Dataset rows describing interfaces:
=== Section Start ===

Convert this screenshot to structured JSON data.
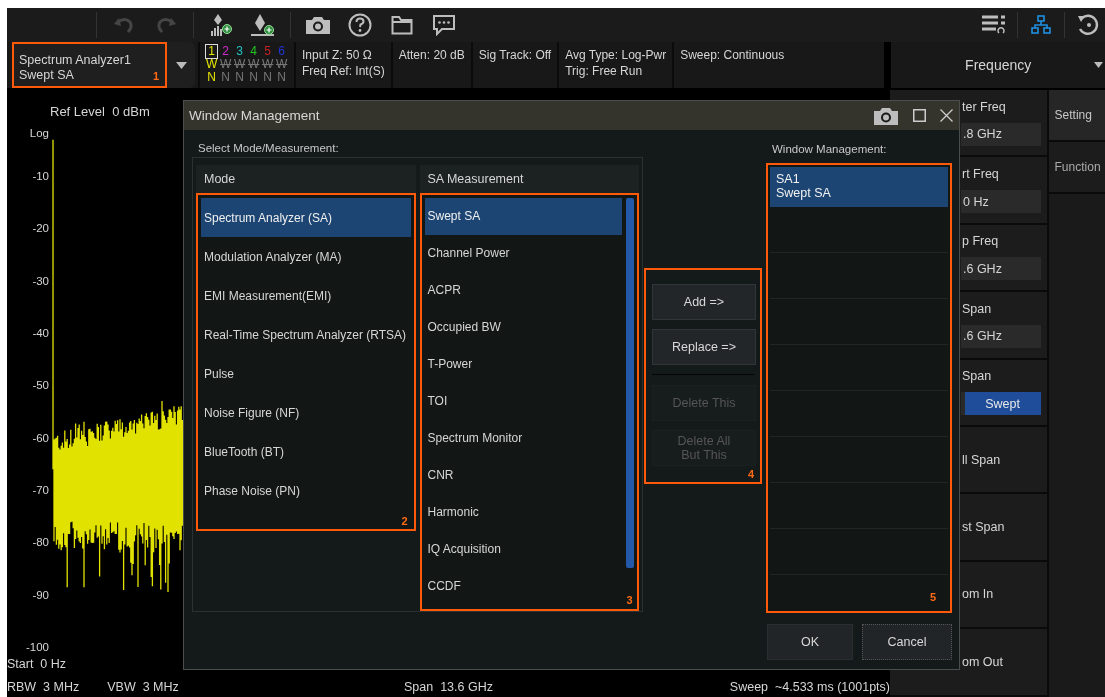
{
  "toolbar": {
    "groups": [
      {
        "items": [
          {
            "kind": "undo",
            "disabled": true
          },
          {
            "kind": "redo",
            "disabled": true
          }
        ]
      },
      {
        "items": [
          {
            "kind": "marker-bars",
            "disabled": false
          },
          {
            "kind": "marker-line",
            "disabled": false
          }
        ]
      },
      {
        "items": [
          {
            "kind": "camera",
            "disabled": false
          },
          {
            "kind": "help",
            "disabled": false
          },
          {
            "kind": "folder",
            "disabled": false
          },
          {
            "kind": "chat",
            "disabled": false
          }
        ]
      }
    ],
    "right": [
      {
        "kind": "list"
      },
      {
        "kind": "network"
      },
      {
        "kind": "restore"
      }
    ]
  },
  "instrument": {
    "mode": "Spectrum Analyzer1",
    "measurement": "Swept SA",
    "callout": "1"
  },
  "traces": [
    {
      "number": "1",
      "color": "#e6e600",
      "selected": true,
      "type": "W",
      "detector": "N",
      "on": true
    },
    {
      "number": "2",
      "color": "#d22ad2",
      "selected": false,
      "type": "W",
      "detector": "N",
      "on": false
    },
    {
      "number": "3",
      "color": "#22c4c4",
      "selected": false,
      "type": "W",
      "detector": "N",
      "on": false
    },
    {
      "number": "4",
      "color": "#22c422",
      "selected": false,
      "type": "W",
      "detector": "N",
      "on": false
    },
    {
      "number": "5",
      "color": "#c42222",
      "selected": false,
      "type": "W",
      "detector": "N",
      "on": false
    },
    {
      "number": "6",
      "color": "#2233d6",
      "selected": false,
      "type": "W",
      "detector": "N",
      "on": false
    }
  ],
  "settings": [
    {
      "lines": [
        "Input Z: 50 Ω",
        "Freq Ref: Int(S)"
      ]
    },
    {
      "lines": [
        "Atten: 20 dB"
      ]
    },
    {
      "lines": [
        "Sig Track: Off"
      ]
    },
    {
      "lines": [
        "Avg Type: Log-Pwr",
        "Trig: Free Run"
      ]
    },
    {
      "lines": [
        "Sweep: Continuous"
      ]
    }
  ],
  "graph": {
    "ref_level": "Ref Level  0 dBm",
    "y_labels": [
      "Log",
      "-10",
      "-20",
      "-30",
      "-40",
      "-50",
      "-60",
      "-70",
      "-80",
      "-90",
      "-100"
    ],
    "start": "Start  0 Hz",
    "rbw": "RBW  3 MHz",
    "vbw": "VBW  3 MHz",
    "span": "Span  13.6 GHz",
    "sweep": "Sweep  ~4.533 ms (1001pts)"
  },
  "side_panel": {
    "title": "Frequency",
    "softkeys": [
      {
        "kind": "value",
        "label": "ter Freq",
        "value": ".8 GHz"
      },
      {
        "kind": "value",
        "label": "rt Freq",
        "value": "0 Hz"
      },
      {
        "kind": "value",
        "label": "p Freq",
        "value": ".6 GHz"
      },
      {
        "kind": "value",
        "label": "Span",
        "value": ".6 GHz"
      },
      {
        "kind": "toggle",
        "label": "Span",
        "options": [
          {
            "label": "Swept",
            "selected": true
          }
        ]
      },
      {
        "kind": "plain",
        "label": "ll Span"
      },
      {
        "kind": "plain",
        "label": "st Span"
      },
      {
        "kind": "plain",
        "label": "om In"
      },
      {
        "kind": "plain",
        "label": "om Out"
      }
    ],
    "tabs": [
      {
        "label": "Setting",
        "selected": true
      },
      {
        "label": "Function",
        "selected": false
      }
    ]
  },
  "dialog": {
    "title": "Window Management",
    "select_label": "Select Mode/Measurement:",
    "mode_header": "Mode",
    "modes": [
      {
        "label": "Spectrum Analyzer (SA)",
        "selected": true
      },
      {
        "label": "Modulation Analyzer (MA)",
        "selected": false
      },
      {
        "label": "EMI Measurement(EMI)",
        "selected": false
      },
      {
        "label": "Real-Time Spectrum Analyzer (RTSA)",
        "selected": false
      },
      {
        "label": "Pulse",
        "selected": false
      },
      {
        "label": "Noise Figure (NF)",
        "selected": false
      },
      {
        "label": "BlueTooth (BT)",
        "selected": false
      },
      {
        "label": "Phase Noise (PN)",
        "selected": false
      }
    ],
    "mode_callout": "2",
    "measurement_header": "SA Measurement",
    "measurements": [
      {
        "label": "Swept SA",
        "selected": true
      },
      {
        "label": "Channel Power",
        "selected": false
      },
      {
        "label": "ACPR",
        "selected": false
      },
      {
        "label": "Occupied BW",
        "selected": false
      },
      {
        "label": "T-Power",
        "selected": false
      },
      {
        "label": "TOI",
        "selected": false
      },
      {
        "label": "Spectrum Monitor",
        "selected": false
      },
      {
        "label": "CNR",
        "selected": false
      },
      {
        "label": "Harmonic",
        "selected": false
      },
      {
        "label": "IQ Acquisition",
        "selected": false
      },
      {
        "label": "CCDF",
        "selected": false
      }
    ],
    "measurement_callout": "3",
    "actions": [
      {
        "label": "Add    =>",
        "disabled": false
      },
      {
        "label": "Replace  =>",
        "disabled": false
      },
      {
        "label": "Delete This",
        "disabled": true
      },
      {
        "label": "Delete All\nBut This",
        "disabled": true
      }
    ],
    "actions_callout": "4",
    "windows_label": "Window Management:",
    "windows": [
      {
        "lines": [
          "SA1",
          "Swept SA"
        ],
        "selected": true
      }
    ],
    "windows_callout": "5",
    "ok": "OK",
    "cancel": "Cancel"
  }
}
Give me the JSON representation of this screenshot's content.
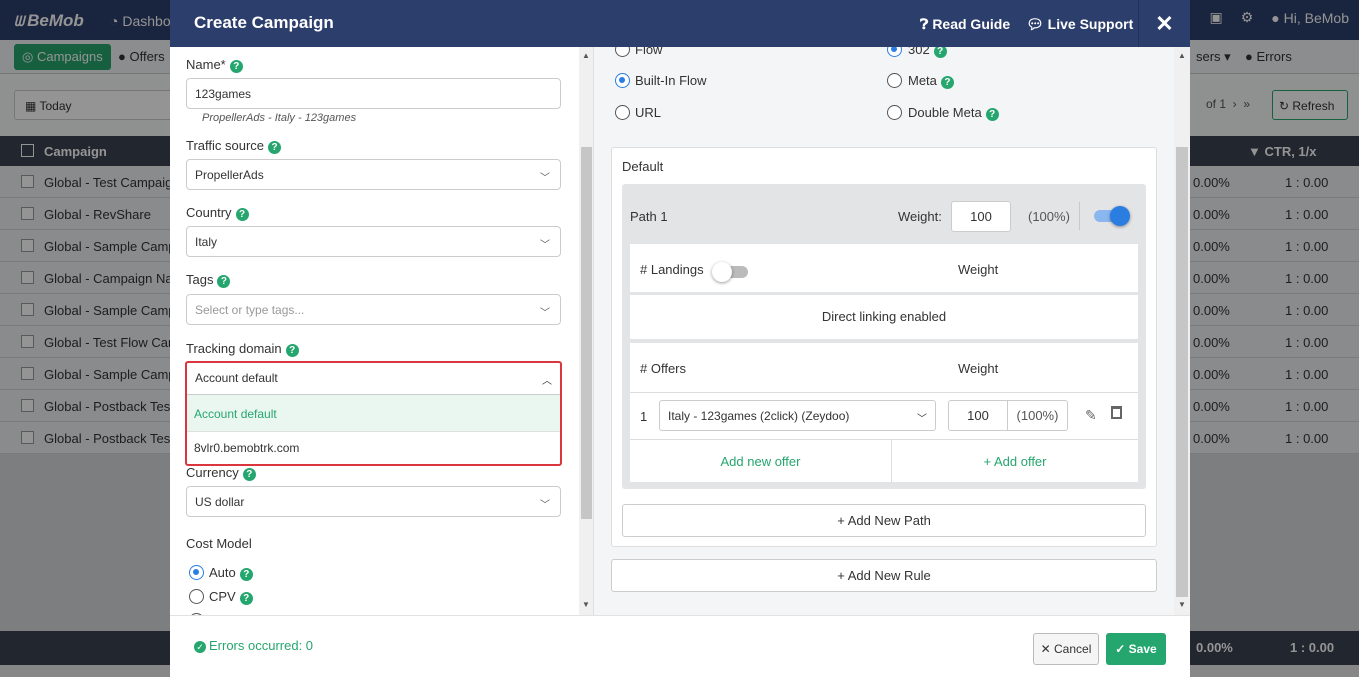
{
  "background": {
    "logo": "BeMob",
    "nav_dashboard": "Dashbo",
    "greeting": "Hi, BeMob",
    "tab_campaigns": "Campaigns",
    "tab_offers": "Offers",
    "tab_users": "sers",
    "tab_errors": "Errors",
    "date_range": "Today",
    "pager": "of 1",
    "refresh": "Refresh",
    "col_campaign": "Campaign",
    "col_ctr": "CTR, 1/x",
    "rows": [
      {
        "name": "Global - Test Campaign",
        "pct": "0.00%",
        "ctr": "1 : 0.00"
      },
      {
        "name": "Global - RevShare",
        "pct": "0.00%",
        "ctr": "1 : 0.00"
      },
      {
        "name": "Global - Sample Camp",
        "pct": "0.00%",
        "ctr": "1 : 0.00"
      },
      {
        "name": "Global - Campaign Nam",
        "pct": "0.00%",
        "ctr": "1 : 0.00"
      },
      {
        "name": "Global - Sample Camp",
        "pct": "0.00%",
        "ctr": "1 : 0.00"
      },
      {
        "name": "Global - Test Flow Cam",
        "pct": "0.00%",
        "ctr": "1 : 0.00"
      },
      {
        "name": "Global - Sample Camp",
        "pct": "0.00%",
        "ctr": "1 : 0.00"
      },
      {
        "name": "Global - Postback Test",
        "pct": "0.00%",
        "ctr": "1 : 0.00"
      },
      {
        "name": "Global - Postback Test",
        "pct": "0.00%",
        "ctr": "1 : 0.00"
      }
    ],
    "total_pct": "0.00%",
    "total_ctr": "1 : 0.00"
  },
  "modal": {
    "title": "Create Campaign",
    "read_guide": "Read Guide",
    "live_support": "Live Support",
    "close": "✕"
  },
  "form": {
    "name_label": "Name*",
    "name_value": "123games",
    "name_hint": "PropellerAds - Italy - 123games",
    "traffic_label": "Traffic source",
    "traffic_value": "PropellerAds",
    "country_label": "Country",
    "country_value": "Italy",
    "tags_label": "Tags",
    "tags_placeholder": "Select or type tags...",
    "domain_label": "Tracking domain",
    "domain_value": "Account default",
    "domain_options": [
      "Account default",
      "8vlr0.bemobtrk.com"
    ],
    "currency_label": "Currency",
    "currency_value": "US dollar",
    "cost_model_label": "Cost Model",
    "cost_models": [
      "Auto",
      "CPV"
    ]
  },
  "destination": {
    "options_left": [
      "Flow",
      "Built-In Flow",
      "URL"
    ],
    "selected_left": "Built-In Flow",
    "options_right": [
      "302",
      "Meta",
      "Double Meta"
    ],
    "selected_right": "302"
  },
  "flow": {
    "default_title": "Default",
    "path_title": "Path 1",
    "weight_label": "Weight:",
    "path_weight": "100",
    "path_pct": "(100%)",
    "path_enabled": true,
    "landings_label": "# Landings",
    "landings_enabled": false,
    "weight_col": "Weight",
    "direct_linking": "Direct linking enabled",
    "offers_label": "# Offers",
    "offer_index": "1",
    "offer_value": "Italy - 123games (2click) (Zeydoo)",
    "offer_weight": "100",
    "offer_pct": "(100%)",
    "add_new_offer": "Add new offer",
    "add_offer": "+ Add offer",
    "add_new_path": "+ Add New Path",
    "add_new_rule": "+ Add New Rule"
  },
  "footer": {
    "errors": "Errors occurred: 0",
    "cancel": "Cancel",
    "save": "Save"
  },
  "colors": {
    "brand_navy": "#2c3e6b",
    "accent_green": "#26a66f",
    "radio_blue": "#2a7de1",
    "highlight_red": "#d9363e"
  }
}
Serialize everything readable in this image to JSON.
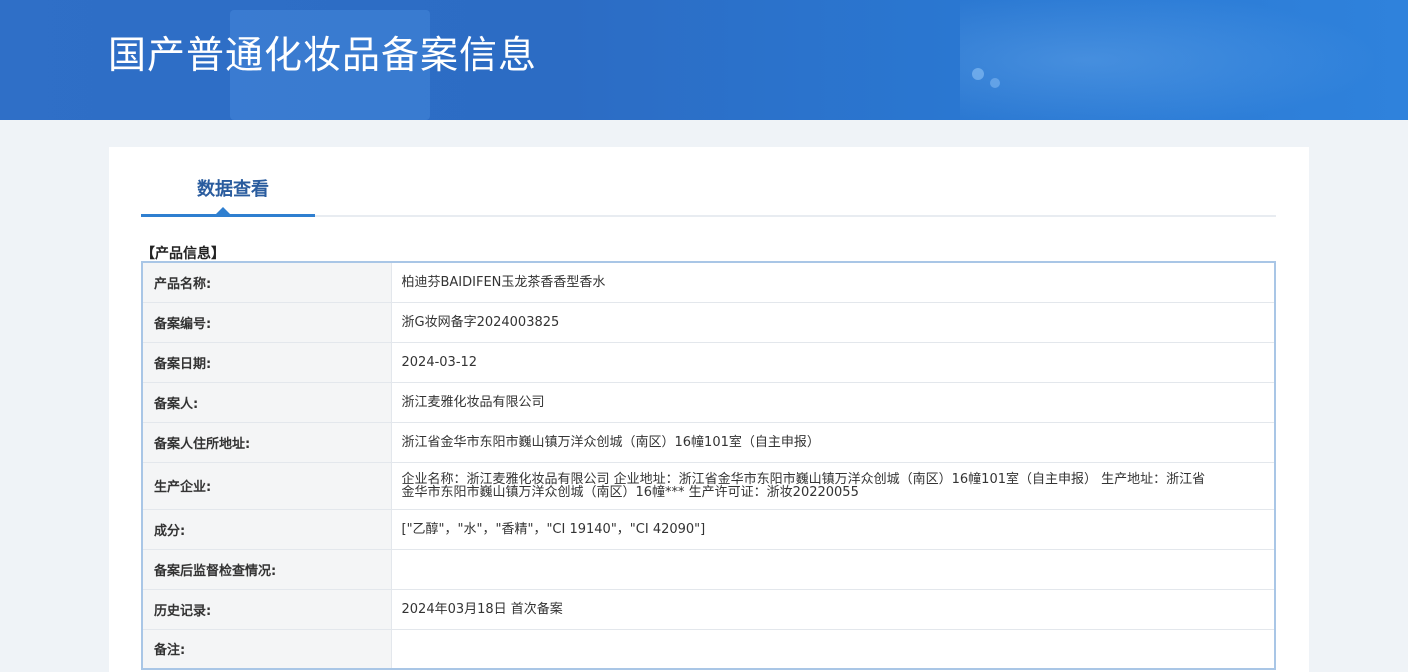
{
  "header": {
    "title": "国产普通化妆品备案信息"
  },
  "tabs": [
    {
      "label": "数据查看",
      "active": true
    }
  ],
  "section": {
    "title": "【产品信息】"
  },
  "rows": [
    {
      "label": "产品名称:",
      "value": "柏迪芬BAIDIFEN玉龙茶香香型香水"
    },
    {
      "label": "备案编号:",
      "value": "浙G妆网备字2024003825"
    },
    {
      "label": "备案日期:",
      "value": "2024-03-12"
    },
    {
      "label": "备案人:",
      "value": "浙江麦雅化妆品有限公司"
    },
    {
      "label": "备案人住所地址:",
      "value": "浙江省金华市东阳市巍山镇万洋众创城（南区）16幢101室（自主申报）"
    },
    {
      "label": "生产企业:",
      "value": "企业名称：浙江麦雅化妆品有限公司 企业地址：浙江省金华市东阳市巍山镇万洋众创城（南区）16幢101室（自主申报） 生产地址：浙江省金华市东阳市巍山镇万洋众创城（南区）16幢*** 生产许可证：浙妆20220055"
    },
    {
      "label": "成分:",
      "value": "[\"乙醇\"，\"水\"，\"香精\"，\"CI 19140\"，\"CI 42090\"]"
    },
    {
      "label": "备案后监督检查情况:",
      "value": ""
    },
    {
      "label": "历史记录:",
      "value": "2024年03月18日 首次备案"
    },
    {
      "label": "备注:",
      "value": ""
    }
  ],
  "colors": {
    "banner": "#2c6cc4",
    "accent": "#2f7fd0",
    "tab_text": "#2a5c9e",
    "page_bg": "#eff3f7",
    "table_border": "#a9c6e6",
    "label_bg": "#f4f5f6"
  }
}
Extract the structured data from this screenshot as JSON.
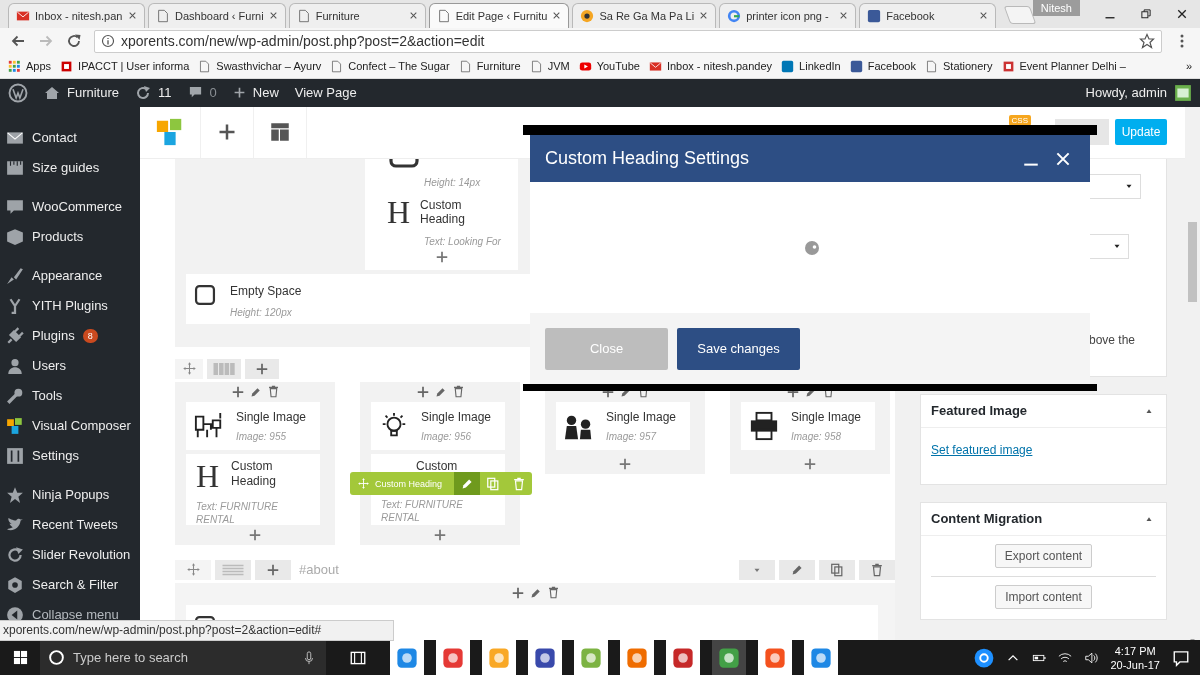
{
  "browser": {
    "tabs": [
      {
        "title": "Inbox - nitesh.pan",
        "selected": false
      },
      {
        "title": "Dashboard ‹ Furni",
        "selected": false
      },
      {
        "title": "Furniture",
        "selected": false
      },
      {
        "title": "Edit Page ‹ Furnitu",
        "selected": true
      },
      {
        "title": "Sa Re Ga Ma Pa Li",
        "selected": false
      },
      {
        "title": "printer icon png -",
        "selected": false
      },
      {
        "title": "Facebook",
        "selected": false
      }
    ],
    "profile": "Nitesh",
    "address": "xporents.com/new/wp-admin/post.php?post=2&action=edit",
    "bookmarks": [
      "Apps",
      "IPACCT | User informa",
      "Swasthvichar – Ayurv",
      "Confect – The Sugar",
      "Furniture",
      "JVM",
      "YouTube",
      "Inbox - nitesh.pandey",
      "LinkedIn",
      "Facebook",
      "Stationery",
      "Event Planner Delhi –"
    ],
    "bookmarks_more": "»"
  },
  "admin_bar": {
    "site": "Furniture",
    "updates": "11",
    "comments": "0",
    "new": "New",
    "view": "View Page",
    "greeting": "Howdy, admin"
  },
  "sidebar": {
    "items": [
      {
        "label": "Contact"
      },
      {
        "label": "Size guides"
      },
      {
        "label": "WooCommerce"
      },
      {
        "label": "Products"
      },
      {
        "label": "Appearance"
      },
      {
        "label": "YITH Plugins"
      },
      {
        "label": "Plugins",
        "badge": "8"
      },
      {
        "label": "Users"
      },
      {
        "label": "Tools"
      },
      {
        "label": "Visual Composer"
      },
      {
        "label": "Settings"
      },
      {
        "label": "Ninja Popups"
      },
      {
        "label": "Recent Tweets"
      },
      {
        "label": "Slider Revolution"
      },
      {
        "label": "Search & Filter"
      },
      {
        "label": "Collapse menu"
      }
    ]
  },
  "builder": {
    "css_badge": "CSS",
    "update": "Update",
    "top_column": {
      "spacer_subtitle": "Height: 14px",
      "heading": {
        "icon_text": "H",
        "title": "Custom Heading",
        "subtitle": "Text: Looking For"
      }
    },
    "empty_space": {
      "title": "Empty Space",
      "subtitle": "Height: 120px"
    },
    "columns": [
      {
        "elements": [
          {
            "kind": "image",
            "title": "Single Image",
            "subtitle": "Image: 955"
          },
          {
            "kind": "heading",
            "icon_text": "H",
            "title": "Custom Heading",
            "subtitle": "Text: FURNITURE RENTAL"
          }
        ]
      },
      {
        "elements": [
          {
            "kind": "image",
            "title": "Single Image",
            "subtitle": "Image: 956"
          },
          {
            "kind": "heading",
            "title": "Custom",
            "subtitle": "Text: FURNITURE RENTAL"
          }
        ]
      },
      {
        "elements": [
          {
            "kind": "image",
            "title": "Single Image",
            "subtitle": "Image: 957"
          }
        ]
      },
      {
        "elements": [
          {
            "kind": "image",
            "title": "Single Image",
            "subtitle": "Image: 958"
          }
        ]
      }
    ],
    "hover_toolbar": {
      "label": "Custom Heading"
    },
    "row_anchor": "#about"
  },
  "modal": {
    "title": "Custom Heading Settings",
    "loading": true,
    "buttons": [
      {
        "label": "Close",
        "kind": "secondary"
      },
      {
        "label": "Save changes",
        "kind": "primary"
      }
    ]
  },
  "side_panel": {
    "partial_text": "bove the",
    "featured": {
      "title": "Featured Image",
      "link": "Set featured image"
    },
    "migration": {
      "title": "Content Migration",
      "buttons": [
        "Export content",
        "Import content"
      ]
    }
  },
  "status_url": "xporents.com/new/wp-admin/post.php?post=2&action=edit#",
  "taskbar": {
    "search_placeholder": "Type here to search",
    "time": "4:17 PM",
    "date": "20-Jun-17"
  }
}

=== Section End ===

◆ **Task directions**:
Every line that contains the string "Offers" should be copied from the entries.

◆ **Result**:
    "tab_offers": "Offers",
    "offers_label": "# Offers",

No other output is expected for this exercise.